Many companies have a lot of reasons to be thankful for the cloud. What most don’t realize is that the cloud has to thank the data centers. A good data center is vital for keeping up with the increasing demands of cloud computing customers.
And the industry changes a lot thanks to that. Plus, there are additional trends like specific workloads, the rise of Edge computing and other factors that play into the future of the data center. Let’s see what changes will be on the rise for data centers in 2020.
Life on the Edge
A few years ago Cisco predicted that 2020 would see the massive rise of IoT. And for IoT to work, Edge computing seems like a popular choice. This could also lead to changes in the way most data will be handled. As such the data centers could see some offloading of tasks, but that doesn’t mean they will linger in standby mode.
In fact, the rise of the Edge could mean that data centers will be free to focus on other types of work and be even busier. Container deployment, Kubernetes and massive AI projects that require lots and specific resources will dominate data centers. Diverse workloads will bring changes to data centers and their abilities.
High energy bills
As workloads get bigger and more specific, the energy consumption of data centers will continue rising. There are already talks about the high emissions data centers bring, along with their constant hunger for more electricity. As a result, data center owners are increasingly looking for alternative energy sources to address these issues. These sources often are expensive initially, so the bills will still go higher.
Open source love
Cloud computing in general has a big role in promoting open source. It showed providers and clients that open source doesn’t mean “open access” and that it can bring a lot of benefits. This will continue in 2020 as clients employ more multi-cloud strategies and want better integration between services and platforms.
Increased usage means that more and more functions of the data centers will require automation. This is the only way they can keep up with the demands and expectations. So, don’t be surprised to see AI-driven cloud solutions to start popping up.
More money coming
All of these changes don’t necessarily mean that data center providers will have to bear the increased costs alone. In fact, Uptime Institute forecasts increased capital inflow from investors. Data centers are seen as a niche long term investment and this makes them attractive to investors. And they will be looking to get in on the tech before it’s too late.

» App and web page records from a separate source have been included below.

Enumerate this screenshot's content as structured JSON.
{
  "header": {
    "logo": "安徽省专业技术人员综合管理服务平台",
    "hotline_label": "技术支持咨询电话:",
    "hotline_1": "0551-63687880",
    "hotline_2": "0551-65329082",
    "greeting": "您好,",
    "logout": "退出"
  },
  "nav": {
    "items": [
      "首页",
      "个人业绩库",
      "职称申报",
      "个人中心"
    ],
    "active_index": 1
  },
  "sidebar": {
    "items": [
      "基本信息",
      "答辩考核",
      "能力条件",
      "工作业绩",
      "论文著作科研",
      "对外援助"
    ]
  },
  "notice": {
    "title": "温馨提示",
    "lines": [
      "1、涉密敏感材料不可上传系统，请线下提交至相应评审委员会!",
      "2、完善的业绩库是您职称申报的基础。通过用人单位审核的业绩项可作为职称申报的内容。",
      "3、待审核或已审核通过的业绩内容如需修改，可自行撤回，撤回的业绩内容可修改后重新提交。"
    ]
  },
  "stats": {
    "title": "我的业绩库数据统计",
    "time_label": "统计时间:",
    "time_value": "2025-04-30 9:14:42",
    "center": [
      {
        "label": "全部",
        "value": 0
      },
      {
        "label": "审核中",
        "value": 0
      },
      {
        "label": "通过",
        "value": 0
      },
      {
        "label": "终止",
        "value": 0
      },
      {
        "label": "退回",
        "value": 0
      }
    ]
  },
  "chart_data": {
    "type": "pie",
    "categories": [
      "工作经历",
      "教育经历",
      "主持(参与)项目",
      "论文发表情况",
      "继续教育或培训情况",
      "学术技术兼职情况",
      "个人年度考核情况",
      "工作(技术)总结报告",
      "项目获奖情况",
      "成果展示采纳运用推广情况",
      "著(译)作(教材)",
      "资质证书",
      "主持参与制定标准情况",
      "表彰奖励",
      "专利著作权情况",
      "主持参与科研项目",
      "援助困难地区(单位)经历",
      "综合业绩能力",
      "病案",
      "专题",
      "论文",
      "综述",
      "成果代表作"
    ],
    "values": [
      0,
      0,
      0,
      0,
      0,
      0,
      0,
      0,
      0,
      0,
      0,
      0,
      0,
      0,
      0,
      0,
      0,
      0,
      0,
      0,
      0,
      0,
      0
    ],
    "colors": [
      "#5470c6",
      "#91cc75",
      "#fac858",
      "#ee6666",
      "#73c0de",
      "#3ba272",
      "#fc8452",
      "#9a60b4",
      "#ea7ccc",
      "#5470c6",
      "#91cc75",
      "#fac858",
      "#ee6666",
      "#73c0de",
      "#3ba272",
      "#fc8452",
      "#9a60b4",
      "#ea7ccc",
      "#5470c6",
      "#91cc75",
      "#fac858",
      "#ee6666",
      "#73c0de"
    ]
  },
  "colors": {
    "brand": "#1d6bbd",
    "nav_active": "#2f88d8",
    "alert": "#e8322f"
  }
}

Climate changes, data protection, privacy demands and political landscapes will also play a big role in the world of data centers. Location matters not only for environmental and energy reasons. It also matters for local and international regulations and data usage. And regulating the IT industry is a hot topic these days, so this can trickle down to data centers as well.